If it seems recognition alone isn’t enough of an honor for a player fighting to remove a special teams tag and compete for a starting safety spot and in the dime and nickel packages, think again. For McCray, his offseason work has nothing to do with a parking spot perk.

“You’ve got Miles, D-Ware, Romo, you’ve got all these guys that have been in five, six years, been in Pro Bowls,” McCray says. “You hear these names and then you hear your name in there, it’s real big. And it’s real big to know that everybody in the organization knows you work hard and that’s the stamp that you’ve got on you.”

Whether or not McCray grabs playing time on defense isn’t the point. The players are watching, and he’s already won their admiration.

“When you’re just working out and building team camaraderie, you see which guys are big leaders and really took on that role when they didn’t have to,” Ware says. “You just know that it’s just a good thing when you see guys get rewarded for doing their offseason things and doing what they need to do.”

Other benefits Woicik created were as simple as providing

- a single room at camp,
- a stocked refrigerator or
- priority on tickets.

The coaches continue to conjure more ways to reward the new batch of Cowboys who are in their first year of Woicik’s offseason program.

Witten, a Humanitarian Award winner, says the perks are only an added benefit of the real gift, which is being noticed among peers and coaches. He’s one of the many proponents that offseason grit and perseverance should be worth something.

“More than the award, you appreciate being honored among your teammates,” Witten says. “That’s what it takes to be a good football team. You’ve got to work hard. For our offseason program to acknowledge that, I’m appreciative for it.”

If nothing else, Woicik’s offseason program provides a motivational benefit and incentive to

- bringing the right attitude,
- working hard and
- building companionship while
- preparing for a new season.

Woicik’s award program worked prior to the Cowboys’ most recent Super Bowl season 17 years ago. A new crop of Cowboys believe it can work again.

“We had a great offseason, and I give Coach Woicik and his staff a lot of credit,” Witten says. “Hopefully, it’ll pay off for us. I think it did.”

cowchips
09-12-2012, 11:08 AM
In the case of Sean Lee, the difference in muscle definition between when Woicik first got here and now is hard to miss. In fact, the team as a whole is noticeably stronger and displays greater stamina. Good to see.

DrP
09-12-2012, 11:10 AM
I think we expected to see some improvement in the trenches and maybe some conditioning improvement is lots of area.

I love the LEADERSHIP and TEAMWORK aspects of Woicik. This is where championships, not just champions, are made

DrP
09-13-2012, 04:15 PM
http://www.nfl.com/videos/nfl-super-bowl/09000d5d806670db/Sabol-s-shot-Mike-Woicik

Bushido
09-13-2012, 05:40 PM
The right guys.
The right staff.
The right way.
Our return to glory is right around the corner.

pheyevoh
09-13-2012, 10:21 PM
Is it just me, or does even Romo look lighter and stronger?

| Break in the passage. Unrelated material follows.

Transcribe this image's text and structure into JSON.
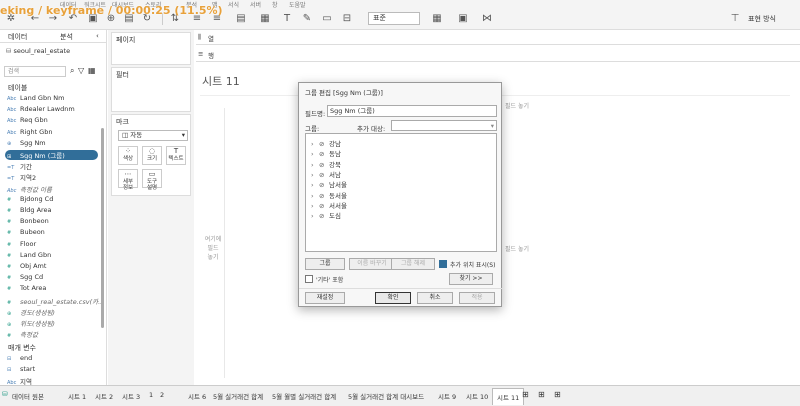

Bushido
09-13-2012, 11:24 PM
Is it just me, or does even Romo look lighter and stronger?

I don't know about being lighter but the strength of his focus has increased.

DrP
09-14-2012, 08:58 AM
The right guys.
The right staff.
The right way.
Our return to glory is right around the corner.
righteous stuff